Search the material below for the word "check". Copy every line that has it.

□ □ □ □

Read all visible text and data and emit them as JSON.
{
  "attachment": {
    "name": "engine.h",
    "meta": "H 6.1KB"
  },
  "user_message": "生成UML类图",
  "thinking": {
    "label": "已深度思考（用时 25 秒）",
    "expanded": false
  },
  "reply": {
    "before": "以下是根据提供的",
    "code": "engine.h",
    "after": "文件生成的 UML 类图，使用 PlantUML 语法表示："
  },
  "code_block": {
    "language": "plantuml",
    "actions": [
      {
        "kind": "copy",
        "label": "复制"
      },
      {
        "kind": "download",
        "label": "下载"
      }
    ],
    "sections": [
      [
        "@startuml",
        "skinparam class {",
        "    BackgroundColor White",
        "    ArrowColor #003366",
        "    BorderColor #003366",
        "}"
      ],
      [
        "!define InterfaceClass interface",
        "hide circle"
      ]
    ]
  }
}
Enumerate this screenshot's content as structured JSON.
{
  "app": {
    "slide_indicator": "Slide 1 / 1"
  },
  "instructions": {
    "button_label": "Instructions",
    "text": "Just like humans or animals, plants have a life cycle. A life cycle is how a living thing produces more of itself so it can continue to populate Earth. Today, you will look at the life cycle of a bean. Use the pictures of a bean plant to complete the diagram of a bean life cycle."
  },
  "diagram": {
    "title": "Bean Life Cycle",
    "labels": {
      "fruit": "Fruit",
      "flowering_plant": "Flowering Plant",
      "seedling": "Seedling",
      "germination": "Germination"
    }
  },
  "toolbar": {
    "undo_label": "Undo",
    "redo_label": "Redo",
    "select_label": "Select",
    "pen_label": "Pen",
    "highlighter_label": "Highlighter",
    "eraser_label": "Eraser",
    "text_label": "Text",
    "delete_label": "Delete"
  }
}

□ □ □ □

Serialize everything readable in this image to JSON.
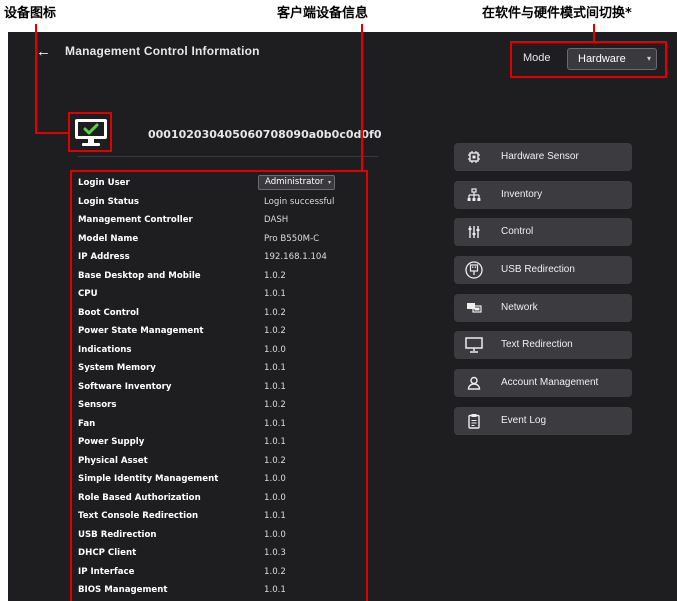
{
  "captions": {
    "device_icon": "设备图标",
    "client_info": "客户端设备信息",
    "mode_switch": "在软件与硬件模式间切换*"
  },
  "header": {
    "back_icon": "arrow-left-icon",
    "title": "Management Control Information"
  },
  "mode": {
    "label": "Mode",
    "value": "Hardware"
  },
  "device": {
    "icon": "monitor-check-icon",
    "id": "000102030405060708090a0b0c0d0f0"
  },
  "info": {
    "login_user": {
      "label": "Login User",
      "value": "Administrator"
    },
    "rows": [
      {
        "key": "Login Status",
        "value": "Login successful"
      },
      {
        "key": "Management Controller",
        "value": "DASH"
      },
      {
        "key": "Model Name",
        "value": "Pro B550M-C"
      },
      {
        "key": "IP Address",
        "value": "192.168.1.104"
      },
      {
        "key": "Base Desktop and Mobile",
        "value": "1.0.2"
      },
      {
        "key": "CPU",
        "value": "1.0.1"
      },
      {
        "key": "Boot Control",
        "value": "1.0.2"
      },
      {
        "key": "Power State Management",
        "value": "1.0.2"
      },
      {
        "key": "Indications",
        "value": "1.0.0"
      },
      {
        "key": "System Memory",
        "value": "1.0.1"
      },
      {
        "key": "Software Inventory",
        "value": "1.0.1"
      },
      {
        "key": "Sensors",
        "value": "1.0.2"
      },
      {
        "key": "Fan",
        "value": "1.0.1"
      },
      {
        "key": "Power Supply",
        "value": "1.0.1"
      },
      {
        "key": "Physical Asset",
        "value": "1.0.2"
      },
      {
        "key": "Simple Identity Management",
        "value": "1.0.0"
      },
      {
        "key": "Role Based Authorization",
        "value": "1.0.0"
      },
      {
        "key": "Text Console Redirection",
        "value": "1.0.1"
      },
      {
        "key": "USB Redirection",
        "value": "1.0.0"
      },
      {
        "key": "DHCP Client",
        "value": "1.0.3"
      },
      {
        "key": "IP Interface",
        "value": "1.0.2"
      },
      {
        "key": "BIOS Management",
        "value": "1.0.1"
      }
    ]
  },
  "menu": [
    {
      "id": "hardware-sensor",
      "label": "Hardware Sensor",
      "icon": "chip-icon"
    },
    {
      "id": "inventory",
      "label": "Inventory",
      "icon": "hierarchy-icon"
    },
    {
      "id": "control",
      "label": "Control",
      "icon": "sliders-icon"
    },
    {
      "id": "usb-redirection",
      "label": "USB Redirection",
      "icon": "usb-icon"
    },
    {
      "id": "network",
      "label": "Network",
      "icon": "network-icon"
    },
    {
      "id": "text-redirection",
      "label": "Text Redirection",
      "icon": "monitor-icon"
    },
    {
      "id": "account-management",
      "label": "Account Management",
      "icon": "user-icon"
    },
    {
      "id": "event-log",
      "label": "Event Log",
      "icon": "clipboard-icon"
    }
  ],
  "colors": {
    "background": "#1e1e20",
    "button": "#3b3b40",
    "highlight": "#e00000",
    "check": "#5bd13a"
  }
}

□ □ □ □

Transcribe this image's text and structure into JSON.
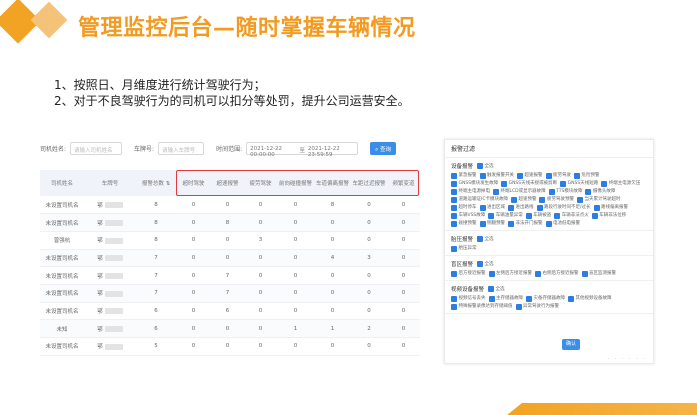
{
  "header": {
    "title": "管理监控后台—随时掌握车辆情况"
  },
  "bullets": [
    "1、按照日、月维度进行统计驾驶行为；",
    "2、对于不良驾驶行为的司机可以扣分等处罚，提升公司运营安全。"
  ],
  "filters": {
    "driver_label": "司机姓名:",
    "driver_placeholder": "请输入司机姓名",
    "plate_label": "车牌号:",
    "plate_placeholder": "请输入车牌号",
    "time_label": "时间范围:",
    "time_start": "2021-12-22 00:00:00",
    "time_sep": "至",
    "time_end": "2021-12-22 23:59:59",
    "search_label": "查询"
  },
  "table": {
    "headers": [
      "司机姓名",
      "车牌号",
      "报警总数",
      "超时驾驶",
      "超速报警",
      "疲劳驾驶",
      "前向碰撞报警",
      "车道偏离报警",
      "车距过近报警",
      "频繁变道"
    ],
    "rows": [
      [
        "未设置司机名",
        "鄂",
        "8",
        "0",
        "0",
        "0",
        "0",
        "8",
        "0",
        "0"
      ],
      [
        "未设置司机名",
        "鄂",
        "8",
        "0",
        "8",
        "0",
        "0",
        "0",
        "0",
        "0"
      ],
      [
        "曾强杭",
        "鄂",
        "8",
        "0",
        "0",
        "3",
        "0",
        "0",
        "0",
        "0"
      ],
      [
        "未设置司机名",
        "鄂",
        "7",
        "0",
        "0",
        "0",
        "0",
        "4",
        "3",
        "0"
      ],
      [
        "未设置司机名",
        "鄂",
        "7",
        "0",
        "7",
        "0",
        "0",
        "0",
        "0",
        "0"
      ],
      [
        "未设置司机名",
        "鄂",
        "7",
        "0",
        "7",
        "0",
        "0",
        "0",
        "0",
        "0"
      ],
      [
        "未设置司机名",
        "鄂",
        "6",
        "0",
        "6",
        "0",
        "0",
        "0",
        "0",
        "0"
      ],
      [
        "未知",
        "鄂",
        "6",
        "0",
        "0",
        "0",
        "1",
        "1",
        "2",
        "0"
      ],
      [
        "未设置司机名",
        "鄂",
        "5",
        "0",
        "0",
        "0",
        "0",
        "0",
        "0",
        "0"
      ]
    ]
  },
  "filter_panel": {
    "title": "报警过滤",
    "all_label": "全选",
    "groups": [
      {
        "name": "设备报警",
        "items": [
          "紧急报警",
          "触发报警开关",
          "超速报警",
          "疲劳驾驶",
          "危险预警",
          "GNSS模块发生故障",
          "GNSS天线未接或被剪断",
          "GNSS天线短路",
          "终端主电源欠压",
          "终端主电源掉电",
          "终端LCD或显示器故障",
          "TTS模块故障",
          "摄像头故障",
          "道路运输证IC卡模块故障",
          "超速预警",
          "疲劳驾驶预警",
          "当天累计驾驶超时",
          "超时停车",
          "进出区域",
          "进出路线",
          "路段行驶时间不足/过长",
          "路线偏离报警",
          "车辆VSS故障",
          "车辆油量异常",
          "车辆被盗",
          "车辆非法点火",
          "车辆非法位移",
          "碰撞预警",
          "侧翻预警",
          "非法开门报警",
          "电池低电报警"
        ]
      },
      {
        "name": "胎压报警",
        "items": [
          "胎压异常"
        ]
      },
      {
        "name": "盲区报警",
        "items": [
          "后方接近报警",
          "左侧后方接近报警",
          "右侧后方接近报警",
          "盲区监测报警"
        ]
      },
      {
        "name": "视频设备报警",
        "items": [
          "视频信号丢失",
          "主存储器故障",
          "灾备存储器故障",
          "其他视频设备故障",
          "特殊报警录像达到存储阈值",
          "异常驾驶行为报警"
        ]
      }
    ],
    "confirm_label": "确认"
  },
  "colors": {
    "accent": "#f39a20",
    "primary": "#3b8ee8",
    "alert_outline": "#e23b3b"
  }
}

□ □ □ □

_Result of the exercise:_
    "icon": "monitor-check-icon",
    "check": "#5bd13a"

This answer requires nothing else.